Following on from my previous post on biosimilars and biotherapeutics (or biologics), let’s now take a look at some of the specific criteria for this kind of compound, which are not normally required for “classical” drugs. One of them is immunogenicity.
Immunogenicity is the ability of a given product to raise an immune response in an animal or a human. Biological products have this “tendency” to provoke this immune response, so this has to be carefully controlled. For vaccines, we are interested in getting high immunogenicity. For other biotherapies, though, immunogenicity should be as low as possible.
Factors influencing immunogenicity
There are a number of factors that can influence the development of an immune response by a biotherapeutic, and they can be either product-, patient- or treatment- related, including presence of unusual amino acids or post-translational modifications, protein structure and conformation, level of impurities, immune status of the patient, HLA compatibility, presence of other diseases and/or other medications, route of administration, dosage, etc. (1).
All in all, however, mechanisms of immunogenicity and their consequences are still poorly known in some cases, so normally, to study this, several assays are needed.
Immunogenicity assessment assays
There are several tests available, from in silico study of epitopes that may react with the most common allotypes of HLA present in the population, to more generic tests such as proliferation and cytokine secretion (for cytokine secretion, look out for future post with advice on how to choose the best tool for this, and related to immunogenicity studies).
All the available tests & assays render complementary information, and it is not easy to favour one vs. another. Also, depending on where we are (preclinical vs Phase I, II or III) some assays are preferred over others. In general, the preclinical phase will favour epitope and conformation-related assays, while clinical phases will require study of the specific immune response (e.g. by measuring the ADA – anti-drug antibodies- response).
One of the factors influencing immunogenicity is protein conformation, and these studies are usually performed in early preclinical phases, in order to discard the candidates not having the required immunogenicity (2).
Therefore, on developing a biotherapy, immunogenicity is a must-do study. For biosimilars, we can either perform a study as we would do with a new biotherapeutic, or we can take a more practical approach. One way to do this in a simple and quick way in preclinical phases is to study the conformation of the biosimilar and compare it with the structure of the reference biotherapeutic.
Let’s take monoconlal antibodies (mAbs). When developing a biosimilar mAb, we basically want to compare how it performs with regards to the reference antibody.
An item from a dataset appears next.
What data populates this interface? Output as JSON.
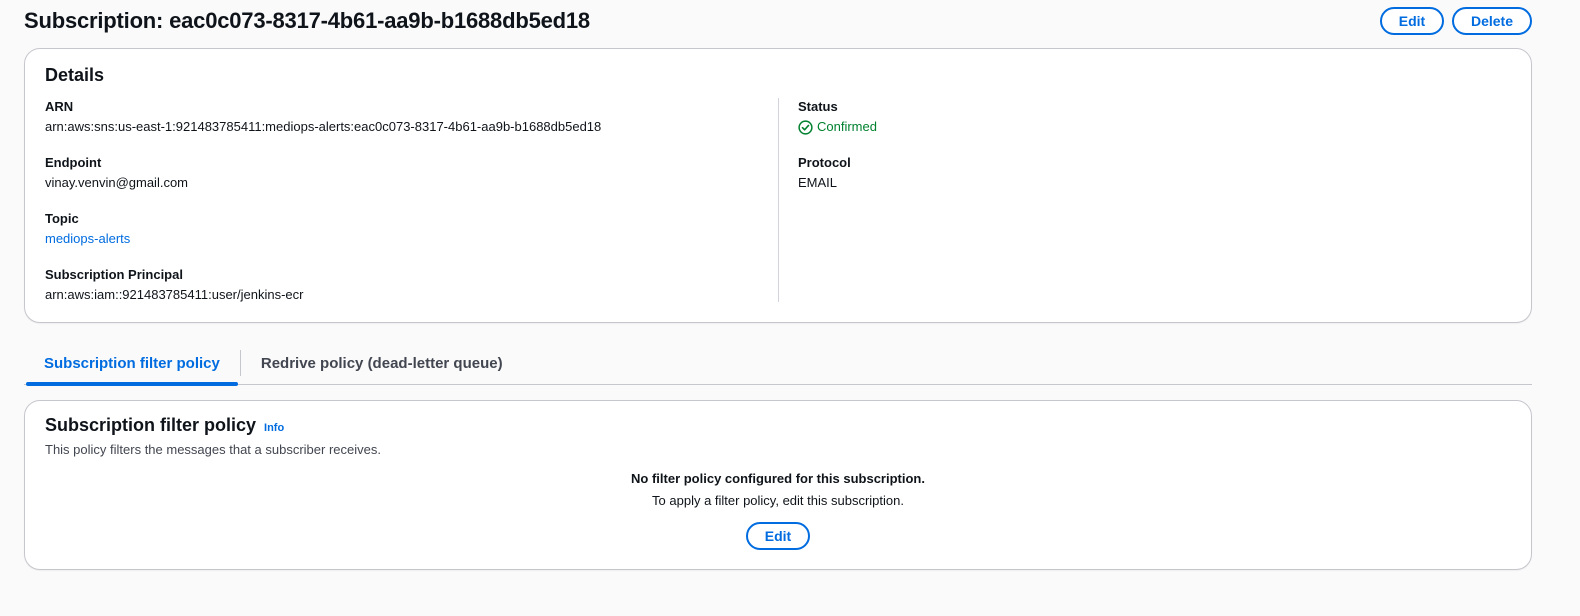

X-ray is out of the question, too complicated, and also antibodies don’t have a fixed structure, so on doing the X-ray, we would get a blurry structure.
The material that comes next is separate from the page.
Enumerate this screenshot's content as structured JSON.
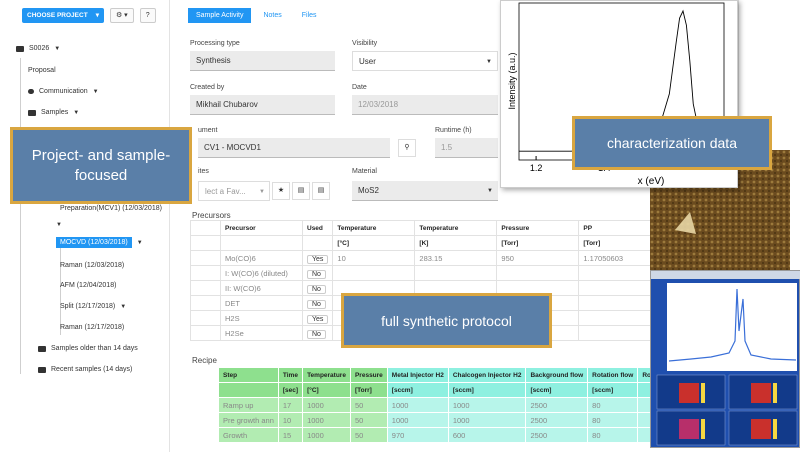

Other techniques include near UV CD spectrum, size exclusion chromatography (SEC), analytical ultracentrifugation (AUC), non-denaturing electrophoresis, NMR, hydrogen/deuterium exchange (HDX), bioassays, etc. HDX is widely used, but its limitations include low throughput as well as a very high cost. And remember, we are developing biosimilars, we should keep development costs reasonably low.
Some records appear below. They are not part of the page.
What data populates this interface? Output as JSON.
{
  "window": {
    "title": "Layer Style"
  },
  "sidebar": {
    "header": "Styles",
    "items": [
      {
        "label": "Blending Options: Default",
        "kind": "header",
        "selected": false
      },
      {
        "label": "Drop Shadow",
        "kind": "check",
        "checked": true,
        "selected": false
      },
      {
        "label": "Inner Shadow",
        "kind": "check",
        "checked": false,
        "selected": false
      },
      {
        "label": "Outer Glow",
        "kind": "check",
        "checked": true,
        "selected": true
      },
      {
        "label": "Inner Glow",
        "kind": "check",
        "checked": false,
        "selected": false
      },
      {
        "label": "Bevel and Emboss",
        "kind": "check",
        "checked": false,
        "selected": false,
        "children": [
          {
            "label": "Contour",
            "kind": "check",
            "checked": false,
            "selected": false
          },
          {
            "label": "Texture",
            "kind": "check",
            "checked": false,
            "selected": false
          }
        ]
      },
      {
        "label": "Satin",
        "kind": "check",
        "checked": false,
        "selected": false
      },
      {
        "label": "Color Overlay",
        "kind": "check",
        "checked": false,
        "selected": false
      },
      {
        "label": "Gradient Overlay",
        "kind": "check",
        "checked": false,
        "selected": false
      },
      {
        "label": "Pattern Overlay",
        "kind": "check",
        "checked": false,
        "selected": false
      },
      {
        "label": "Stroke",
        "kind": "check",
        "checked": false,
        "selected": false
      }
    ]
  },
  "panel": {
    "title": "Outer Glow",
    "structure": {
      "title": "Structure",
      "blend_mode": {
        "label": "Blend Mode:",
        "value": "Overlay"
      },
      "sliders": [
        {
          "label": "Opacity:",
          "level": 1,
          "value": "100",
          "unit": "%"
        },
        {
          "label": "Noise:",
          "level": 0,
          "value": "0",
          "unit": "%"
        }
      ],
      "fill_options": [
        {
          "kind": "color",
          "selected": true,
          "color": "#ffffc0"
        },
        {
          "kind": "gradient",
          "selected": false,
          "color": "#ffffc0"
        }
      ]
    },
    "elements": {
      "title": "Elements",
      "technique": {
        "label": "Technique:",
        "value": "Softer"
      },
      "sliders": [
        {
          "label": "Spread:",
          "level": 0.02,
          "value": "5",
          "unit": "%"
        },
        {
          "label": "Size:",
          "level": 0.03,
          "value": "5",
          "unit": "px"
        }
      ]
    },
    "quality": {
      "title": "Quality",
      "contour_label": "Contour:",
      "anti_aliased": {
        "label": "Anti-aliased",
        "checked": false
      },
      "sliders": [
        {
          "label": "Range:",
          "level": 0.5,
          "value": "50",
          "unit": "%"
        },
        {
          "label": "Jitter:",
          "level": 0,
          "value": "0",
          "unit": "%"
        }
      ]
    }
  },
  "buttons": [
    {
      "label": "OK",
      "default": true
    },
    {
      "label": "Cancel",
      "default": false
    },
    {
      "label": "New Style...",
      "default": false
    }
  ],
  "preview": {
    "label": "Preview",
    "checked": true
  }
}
New technologies have emerged, allowing to study the mAb surface linear epitopes exposure as well as some secondary structure-derived epitope exposure, and the basis is as simple as a sandwich ELISA. This allows to compare the epitope recognition pattern of a biosimilar mAb to that of its reference mAb, in a fast and simple way (4, 5).
Basically, the amino acid sequence of the mAb is used to raise antibodies specific against linear epitopes of the mAb sequence (sequences overlap to cover all the mAb sequence). The ELISA wells are coated with this mAb-epitope specific antibodies, so that a pattern for conformational structure is obtained. Comparison of the pattern of the biosimilar with that of the reference mAb is an indication of whether the same 3D structure is kept, and hence, indicates immunogenicity. More studies on immunogenicity may be necessary, but these ELISAs allow a fast screening and are an indication.
ELISAs are available for Bevacizumab (Avastin®), Cetuximab (Erbitux®), Alentuzumab (Campath®), Rituximab (Rituxin®), Adalimumab (Humira®), Transtuzumab (Herceptin®), Palivizumab (Synagis®), Infliximab (Remicade®) and Erythropoietin. ELISAs for novel mAbs are also available either as a generic ELISA or as custom-based developments.
Interested Biosimilar ” Similarity” Evaluation with ELISAs? Contact tebu-bio’s Antibody experts to learn more.
2.- U.S. Food and Drug Administration. Draft Guidance for Industry: Scientific Considerations in Demonstrating Biosimilarity to a Reference Product. U.S. Department of Health and Human Services Food and Drug Administration Center for Drug Evaluation and Research (CDER) Center for Biologics Evaluation and Research (CBER). 2012.
4.- Wang X , Li Q and Davies M (2013). Development of antibody arrays for monoclonal antibody Higher Order Structure analysis. Front.Pharmacol. 4:103. doi:10.3389/fphar.2013.00103.
5.- Xing Wang, Qing Li, and Michael Davies. BioProcess International 12(6) June 2014.